BEGIN

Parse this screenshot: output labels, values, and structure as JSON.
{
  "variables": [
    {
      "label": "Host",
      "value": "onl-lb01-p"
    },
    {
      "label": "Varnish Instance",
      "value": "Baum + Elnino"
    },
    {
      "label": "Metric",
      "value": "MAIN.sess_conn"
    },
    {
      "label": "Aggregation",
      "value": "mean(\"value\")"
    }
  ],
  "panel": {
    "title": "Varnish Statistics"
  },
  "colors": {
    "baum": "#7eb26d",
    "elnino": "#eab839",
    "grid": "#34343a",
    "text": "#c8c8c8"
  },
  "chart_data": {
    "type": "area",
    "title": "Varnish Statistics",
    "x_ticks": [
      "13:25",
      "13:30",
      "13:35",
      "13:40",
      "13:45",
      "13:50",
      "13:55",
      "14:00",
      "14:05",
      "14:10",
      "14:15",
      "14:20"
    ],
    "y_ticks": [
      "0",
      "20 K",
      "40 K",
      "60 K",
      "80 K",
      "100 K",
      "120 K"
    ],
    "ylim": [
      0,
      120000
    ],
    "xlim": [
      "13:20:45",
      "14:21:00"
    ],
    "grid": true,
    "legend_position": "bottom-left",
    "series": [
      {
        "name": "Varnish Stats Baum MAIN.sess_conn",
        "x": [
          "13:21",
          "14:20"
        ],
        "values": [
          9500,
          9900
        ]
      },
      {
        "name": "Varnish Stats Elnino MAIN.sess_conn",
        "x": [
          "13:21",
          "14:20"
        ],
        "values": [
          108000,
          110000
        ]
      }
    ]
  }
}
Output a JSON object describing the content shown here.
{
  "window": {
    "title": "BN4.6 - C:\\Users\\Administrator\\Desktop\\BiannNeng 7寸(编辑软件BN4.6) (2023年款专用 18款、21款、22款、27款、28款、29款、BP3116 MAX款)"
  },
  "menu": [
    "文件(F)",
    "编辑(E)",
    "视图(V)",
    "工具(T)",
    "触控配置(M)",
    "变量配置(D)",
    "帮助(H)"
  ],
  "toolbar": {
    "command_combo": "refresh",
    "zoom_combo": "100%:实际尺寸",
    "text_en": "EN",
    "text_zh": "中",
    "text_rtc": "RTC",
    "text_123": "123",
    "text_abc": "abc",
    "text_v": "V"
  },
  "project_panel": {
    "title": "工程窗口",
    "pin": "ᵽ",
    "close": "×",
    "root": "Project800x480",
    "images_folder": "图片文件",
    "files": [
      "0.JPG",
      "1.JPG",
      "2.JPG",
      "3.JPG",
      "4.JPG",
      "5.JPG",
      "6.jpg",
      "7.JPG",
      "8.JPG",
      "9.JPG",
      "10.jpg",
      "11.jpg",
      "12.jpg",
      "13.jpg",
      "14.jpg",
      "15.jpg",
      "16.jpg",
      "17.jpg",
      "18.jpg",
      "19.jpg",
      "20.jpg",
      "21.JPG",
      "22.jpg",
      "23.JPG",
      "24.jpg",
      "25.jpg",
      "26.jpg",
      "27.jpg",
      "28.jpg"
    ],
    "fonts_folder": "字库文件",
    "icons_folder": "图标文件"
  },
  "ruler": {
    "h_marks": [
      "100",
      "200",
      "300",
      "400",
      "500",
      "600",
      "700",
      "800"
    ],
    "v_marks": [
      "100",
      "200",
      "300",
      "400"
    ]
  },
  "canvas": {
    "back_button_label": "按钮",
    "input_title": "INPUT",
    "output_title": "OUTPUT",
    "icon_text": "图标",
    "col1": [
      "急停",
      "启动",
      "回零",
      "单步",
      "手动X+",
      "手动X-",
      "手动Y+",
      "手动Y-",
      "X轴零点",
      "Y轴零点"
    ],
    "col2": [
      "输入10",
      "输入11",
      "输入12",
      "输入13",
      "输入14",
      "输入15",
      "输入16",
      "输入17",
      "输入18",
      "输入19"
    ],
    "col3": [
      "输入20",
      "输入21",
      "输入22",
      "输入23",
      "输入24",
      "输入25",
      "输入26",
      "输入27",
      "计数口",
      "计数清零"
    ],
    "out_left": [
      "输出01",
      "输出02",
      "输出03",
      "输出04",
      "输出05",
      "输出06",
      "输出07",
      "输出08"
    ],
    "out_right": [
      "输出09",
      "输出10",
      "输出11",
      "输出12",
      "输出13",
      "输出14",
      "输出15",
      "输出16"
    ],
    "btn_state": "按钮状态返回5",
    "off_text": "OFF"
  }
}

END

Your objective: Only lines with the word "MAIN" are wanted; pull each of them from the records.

Output below:
      "value": "MAIN.sess_conn"
        "name": "Varnish Stats Baum MAIN.sess_conn",
        "name": "Varnish Stats Elnino MAIN.sess_conn",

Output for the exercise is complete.